Provided material START

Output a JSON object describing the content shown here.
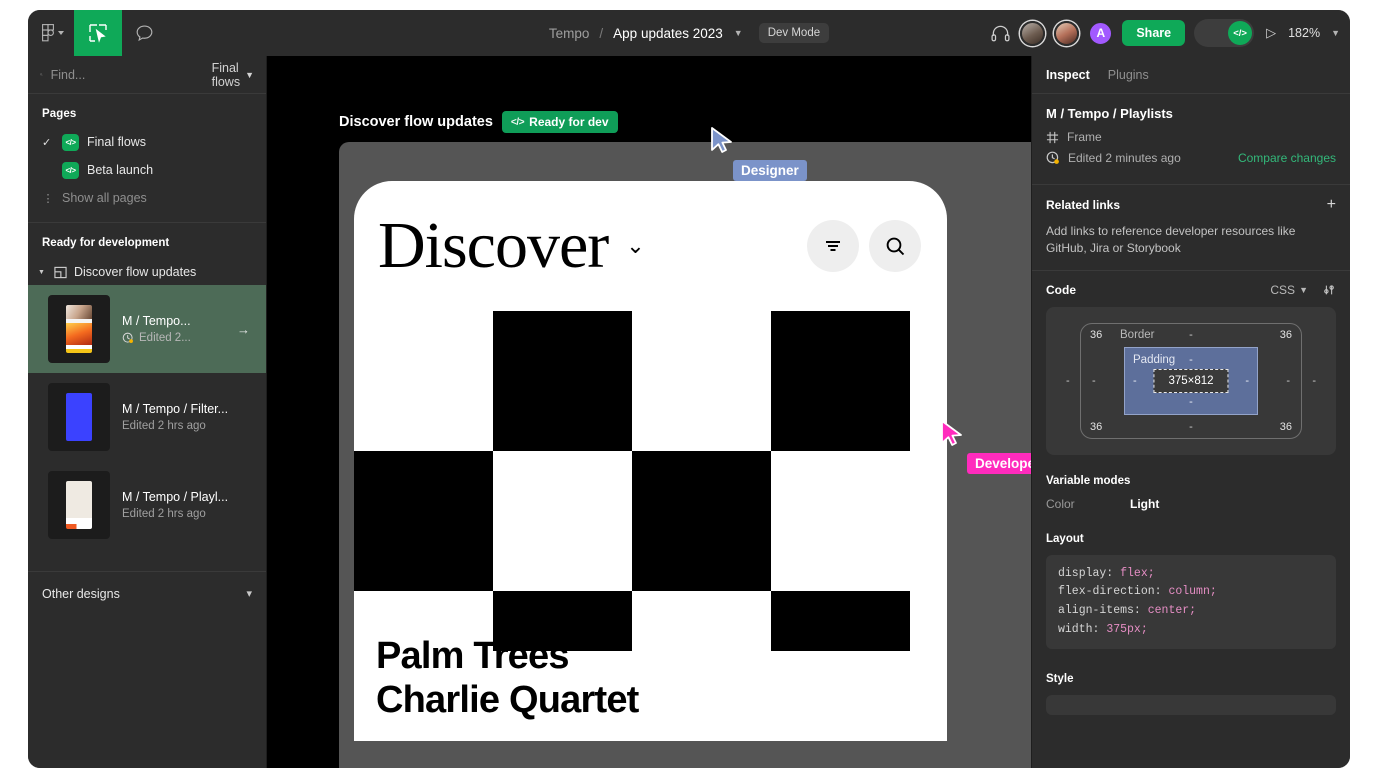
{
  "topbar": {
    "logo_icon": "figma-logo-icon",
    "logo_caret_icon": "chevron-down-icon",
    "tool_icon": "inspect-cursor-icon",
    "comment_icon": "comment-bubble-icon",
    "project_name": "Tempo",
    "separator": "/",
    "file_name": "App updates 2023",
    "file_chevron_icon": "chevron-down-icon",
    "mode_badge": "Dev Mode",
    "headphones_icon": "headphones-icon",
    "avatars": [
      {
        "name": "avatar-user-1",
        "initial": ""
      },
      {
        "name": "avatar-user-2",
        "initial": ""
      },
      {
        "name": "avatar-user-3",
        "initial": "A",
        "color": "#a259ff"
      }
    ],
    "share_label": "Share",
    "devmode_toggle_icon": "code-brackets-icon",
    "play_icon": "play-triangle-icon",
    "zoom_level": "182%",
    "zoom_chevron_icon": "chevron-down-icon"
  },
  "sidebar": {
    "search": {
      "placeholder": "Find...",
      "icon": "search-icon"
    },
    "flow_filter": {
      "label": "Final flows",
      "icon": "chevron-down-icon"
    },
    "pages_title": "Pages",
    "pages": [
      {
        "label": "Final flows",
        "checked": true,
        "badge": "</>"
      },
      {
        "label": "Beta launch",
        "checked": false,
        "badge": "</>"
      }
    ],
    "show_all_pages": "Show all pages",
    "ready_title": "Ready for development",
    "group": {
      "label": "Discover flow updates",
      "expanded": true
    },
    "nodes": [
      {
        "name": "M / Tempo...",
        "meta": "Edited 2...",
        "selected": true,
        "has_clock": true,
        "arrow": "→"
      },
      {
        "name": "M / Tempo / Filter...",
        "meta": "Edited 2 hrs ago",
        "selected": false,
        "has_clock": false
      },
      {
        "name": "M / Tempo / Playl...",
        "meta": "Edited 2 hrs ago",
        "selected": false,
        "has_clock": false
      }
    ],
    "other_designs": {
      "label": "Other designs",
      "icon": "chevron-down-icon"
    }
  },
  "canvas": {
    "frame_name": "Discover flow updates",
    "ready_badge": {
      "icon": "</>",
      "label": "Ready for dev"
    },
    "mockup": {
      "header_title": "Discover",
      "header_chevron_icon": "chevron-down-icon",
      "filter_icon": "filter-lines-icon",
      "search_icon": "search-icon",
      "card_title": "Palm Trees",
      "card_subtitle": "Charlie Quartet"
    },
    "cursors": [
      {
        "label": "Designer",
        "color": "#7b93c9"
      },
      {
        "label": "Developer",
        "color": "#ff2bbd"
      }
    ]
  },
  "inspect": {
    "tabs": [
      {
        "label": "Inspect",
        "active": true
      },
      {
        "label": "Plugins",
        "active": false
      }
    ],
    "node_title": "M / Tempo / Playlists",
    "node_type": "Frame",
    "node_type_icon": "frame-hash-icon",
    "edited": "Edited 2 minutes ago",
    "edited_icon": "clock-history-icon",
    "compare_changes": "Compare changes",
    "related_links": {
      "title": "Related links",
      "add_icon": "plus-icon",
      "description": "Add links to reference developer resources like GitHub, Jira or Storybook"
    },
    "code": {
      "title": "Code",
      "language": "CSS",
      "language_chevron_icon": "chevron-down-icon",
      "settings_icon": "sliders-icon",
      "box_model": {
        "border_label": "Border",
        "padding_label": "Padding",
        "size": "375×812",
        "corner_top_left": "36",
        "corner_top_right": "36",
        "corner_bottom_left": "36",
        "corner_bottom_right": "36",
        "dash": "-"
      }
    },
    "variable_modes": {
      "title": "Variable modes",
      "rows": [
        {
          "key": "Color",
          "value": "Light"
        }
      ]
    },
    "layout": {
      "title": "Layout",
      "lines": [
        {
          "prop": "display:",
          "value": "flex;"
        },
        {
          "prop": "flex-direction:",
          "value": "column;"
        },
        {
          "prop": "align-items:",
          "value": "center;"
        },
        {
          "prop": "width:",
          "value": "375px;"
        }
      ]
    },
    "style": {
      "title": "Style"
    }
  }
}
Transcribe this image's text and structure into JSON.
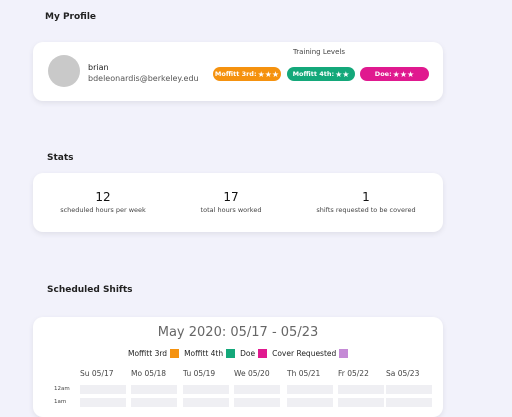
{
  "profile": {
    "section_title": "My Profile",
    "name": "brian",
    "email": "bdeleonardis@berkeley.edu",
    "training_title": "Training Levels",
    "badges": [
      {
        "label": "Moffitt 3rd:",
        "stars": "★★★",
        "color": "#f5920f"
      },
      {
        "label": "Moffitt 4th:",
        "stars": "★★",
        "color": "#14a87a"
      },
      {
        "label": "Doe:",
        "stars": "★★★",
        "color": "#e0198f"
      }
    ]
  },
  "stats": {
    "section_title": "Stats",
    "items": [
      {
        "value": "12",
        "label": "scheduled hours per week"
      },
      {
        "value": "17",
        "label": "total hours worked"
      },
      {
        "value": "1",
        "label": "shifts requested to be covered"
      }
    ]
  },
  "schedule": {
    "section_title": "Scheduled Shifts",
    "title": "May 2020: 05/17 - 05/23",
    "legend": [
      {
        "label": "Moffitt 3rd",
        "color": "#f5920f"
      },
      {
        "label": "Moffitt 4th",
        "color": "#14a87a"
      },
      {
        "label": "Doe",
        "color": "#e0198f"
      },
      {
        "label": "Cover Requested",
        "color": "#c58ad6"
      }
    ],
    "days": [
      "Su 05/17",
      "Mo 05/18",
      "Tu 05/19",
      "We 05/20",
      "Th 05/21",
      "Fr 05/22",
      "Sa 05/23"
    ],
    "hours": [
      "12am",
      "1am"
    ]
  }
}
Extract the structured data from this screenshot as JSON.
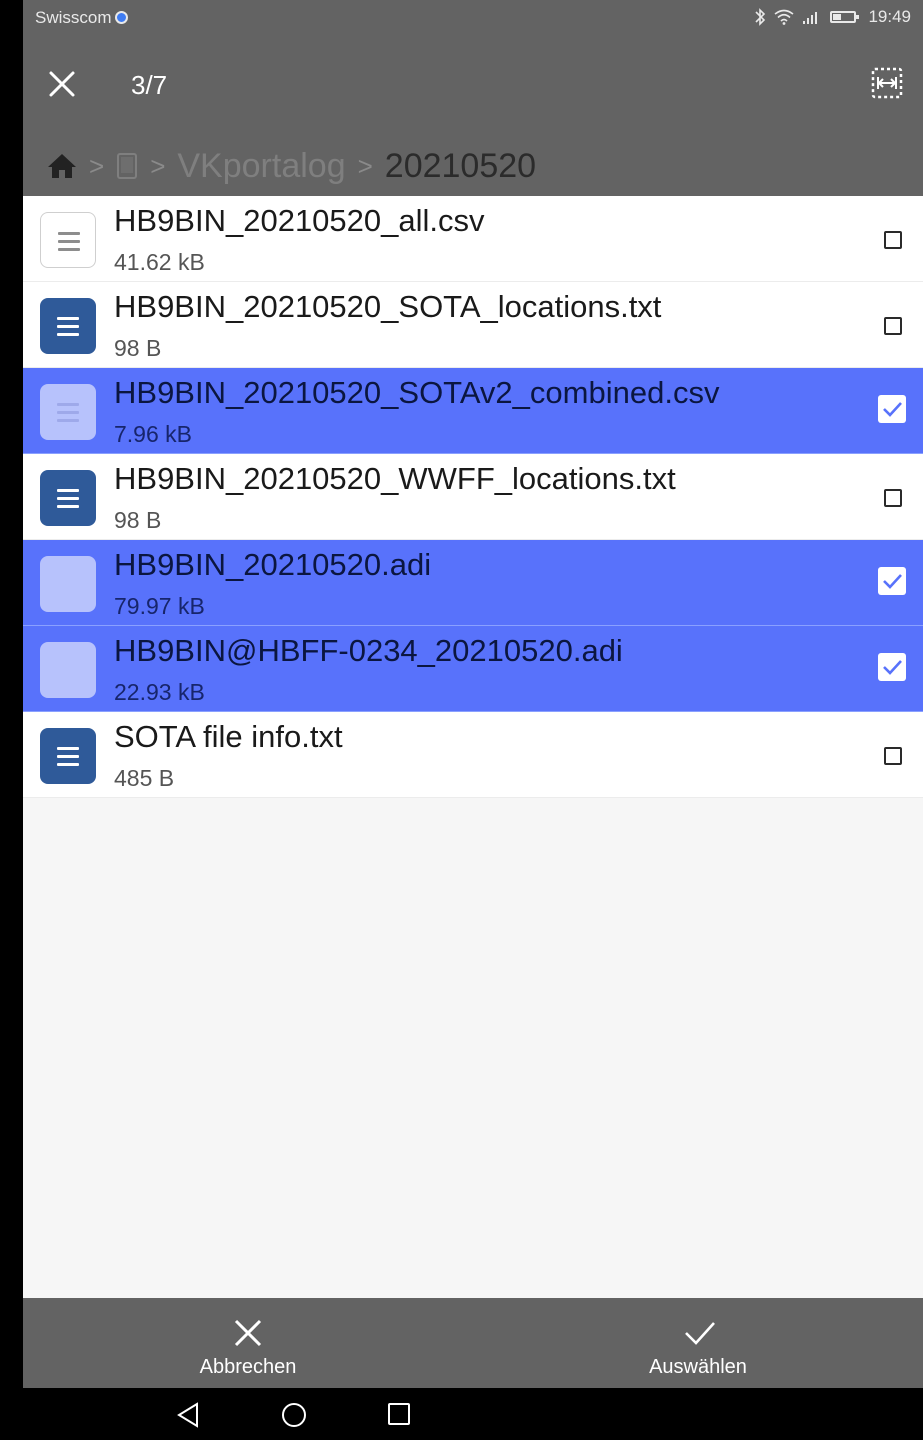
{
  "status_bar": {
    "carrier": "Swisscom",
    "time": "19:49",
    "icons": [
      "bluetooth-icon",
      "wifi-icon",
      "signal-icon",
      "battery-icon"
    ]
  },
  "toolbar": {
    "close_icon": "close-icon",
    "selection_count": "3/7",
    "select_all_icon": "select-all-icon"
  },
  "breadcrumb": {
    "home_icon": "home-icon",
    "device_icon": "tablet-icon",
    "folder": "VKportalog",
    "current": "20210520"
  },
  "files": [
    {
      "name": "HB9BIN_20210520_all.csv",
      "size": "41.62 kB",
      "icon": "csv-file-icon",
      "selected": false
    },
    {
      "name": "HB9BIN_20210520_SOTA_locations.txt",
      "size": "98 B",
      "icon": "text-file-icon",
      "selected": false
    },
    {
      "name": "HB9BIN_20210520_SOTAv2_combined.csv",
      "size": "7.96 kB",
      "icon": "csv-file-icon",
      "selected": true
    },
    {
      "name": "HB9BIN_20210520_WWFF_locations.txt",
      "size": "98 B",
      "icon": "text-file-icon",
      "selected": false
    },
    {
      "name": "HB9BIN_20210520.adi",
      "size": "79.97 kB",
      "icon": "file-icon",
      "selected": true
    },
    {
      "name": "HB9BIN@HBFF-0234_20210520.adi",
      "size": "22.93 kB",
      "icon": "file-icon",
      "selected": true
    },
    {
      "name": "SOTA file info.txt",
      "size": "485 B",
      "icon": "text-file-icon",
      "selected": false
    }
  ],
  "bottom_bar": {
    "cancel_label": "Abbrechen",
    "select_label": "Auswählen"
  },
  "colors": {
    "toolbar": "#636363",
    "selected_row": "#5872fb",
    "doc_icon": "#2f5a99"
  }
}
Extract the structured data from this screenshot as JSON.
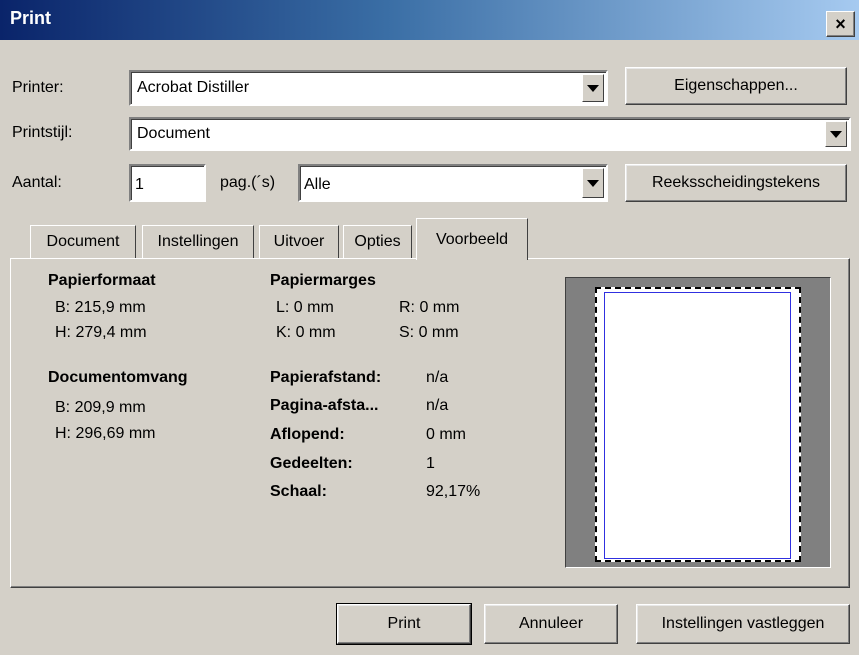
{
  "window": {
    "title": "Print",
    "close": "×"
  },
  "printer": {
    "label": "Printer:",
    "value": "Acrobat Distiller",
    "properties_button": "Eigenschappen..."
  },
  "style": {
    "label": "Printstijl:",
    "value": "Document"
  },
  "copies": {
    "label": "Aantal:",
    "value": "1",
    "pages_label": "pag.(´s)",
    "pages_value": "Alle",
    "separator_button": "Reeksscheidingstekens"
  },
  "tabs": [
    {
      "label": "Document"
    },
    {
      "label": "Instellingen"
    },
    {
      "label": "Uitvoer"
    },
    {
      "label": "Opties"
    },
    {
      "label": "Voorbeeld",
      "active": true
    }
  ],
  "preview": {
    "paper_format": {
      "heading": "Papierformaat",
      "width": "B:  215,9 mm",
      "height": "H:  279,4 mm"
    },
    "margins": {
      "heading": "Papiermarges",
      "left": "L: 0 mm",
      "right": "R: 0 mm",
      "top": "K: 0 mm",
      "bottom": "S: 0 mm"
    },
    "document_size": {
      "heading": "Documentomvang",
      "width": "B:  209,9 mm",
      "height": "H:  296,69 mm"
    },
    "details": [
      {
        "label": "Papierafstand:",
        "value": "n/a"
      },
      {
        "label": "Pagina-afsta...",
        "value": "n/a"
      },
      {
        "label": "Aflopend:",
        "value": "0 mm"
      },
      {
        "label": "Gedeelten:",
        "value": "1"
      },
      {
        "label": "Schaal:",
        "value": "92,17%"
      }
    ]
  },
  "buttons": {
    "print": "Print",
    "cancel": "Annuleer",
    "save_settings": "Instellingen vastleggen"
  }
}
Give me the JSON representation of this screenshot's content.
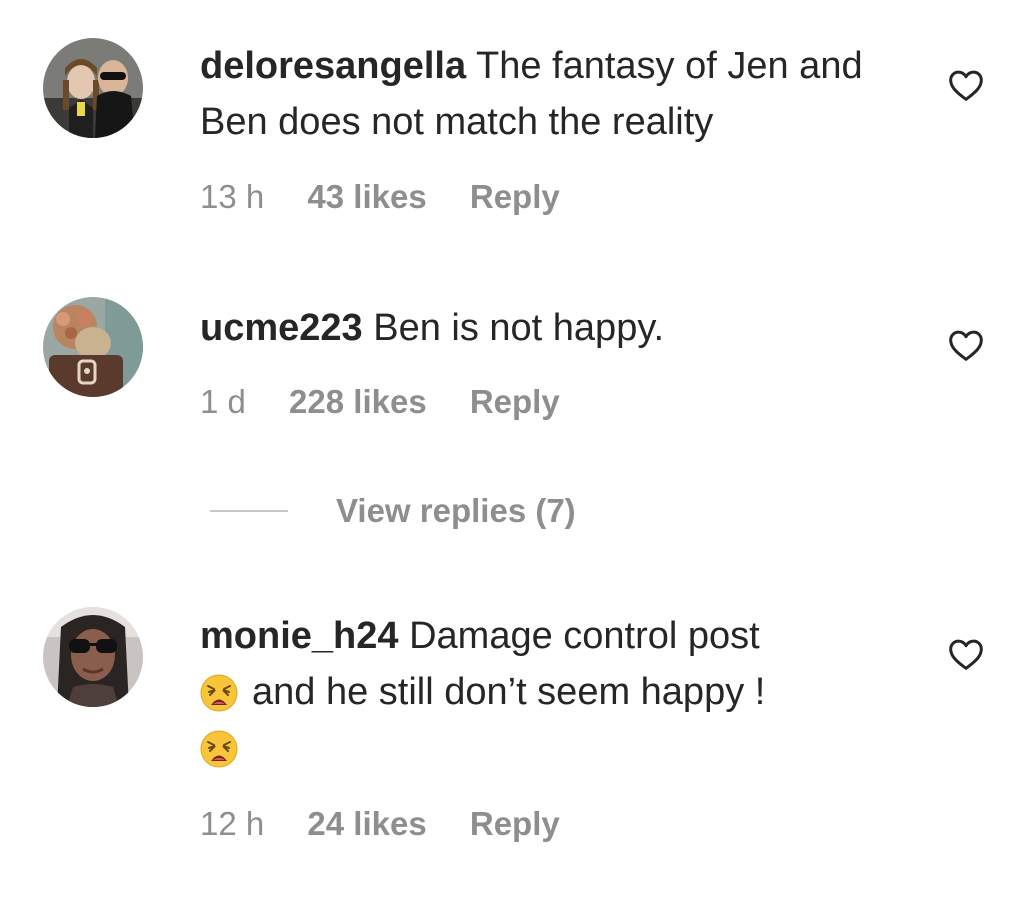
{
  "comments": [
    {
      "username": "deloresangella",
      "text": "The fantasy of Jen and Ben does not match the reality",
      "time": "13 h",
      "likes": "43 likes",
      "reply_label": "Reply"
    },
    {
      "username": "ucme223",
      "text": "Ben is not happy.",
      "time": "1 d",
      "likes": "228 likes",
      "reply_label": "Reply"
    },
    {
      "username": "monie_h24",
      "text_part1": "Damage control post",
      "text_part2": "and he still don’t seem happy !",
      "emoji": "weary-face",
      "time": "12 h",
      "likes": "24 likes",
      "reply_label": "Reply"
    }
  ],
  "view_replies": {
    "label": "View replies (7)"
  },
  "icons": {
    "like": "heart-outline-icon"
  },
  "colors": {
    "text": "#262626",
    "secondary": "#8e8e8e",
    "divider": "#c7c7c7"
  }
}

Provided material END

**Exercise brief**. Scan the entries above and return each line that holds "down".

**Response area**.
    "logo_caret_icon": "chevron-down-icon",
    "file_chevron_icon": "chevron-down-icon",
    "zoom_chevron_icon": "chevron-down-icon"
      "icon": "chevron-down-icon"
      "icon": "chevron-down-icon"
      "header_chevron_icon": "chevron-down-icon",
      "language_chevron_icon": "chevron-down-icon",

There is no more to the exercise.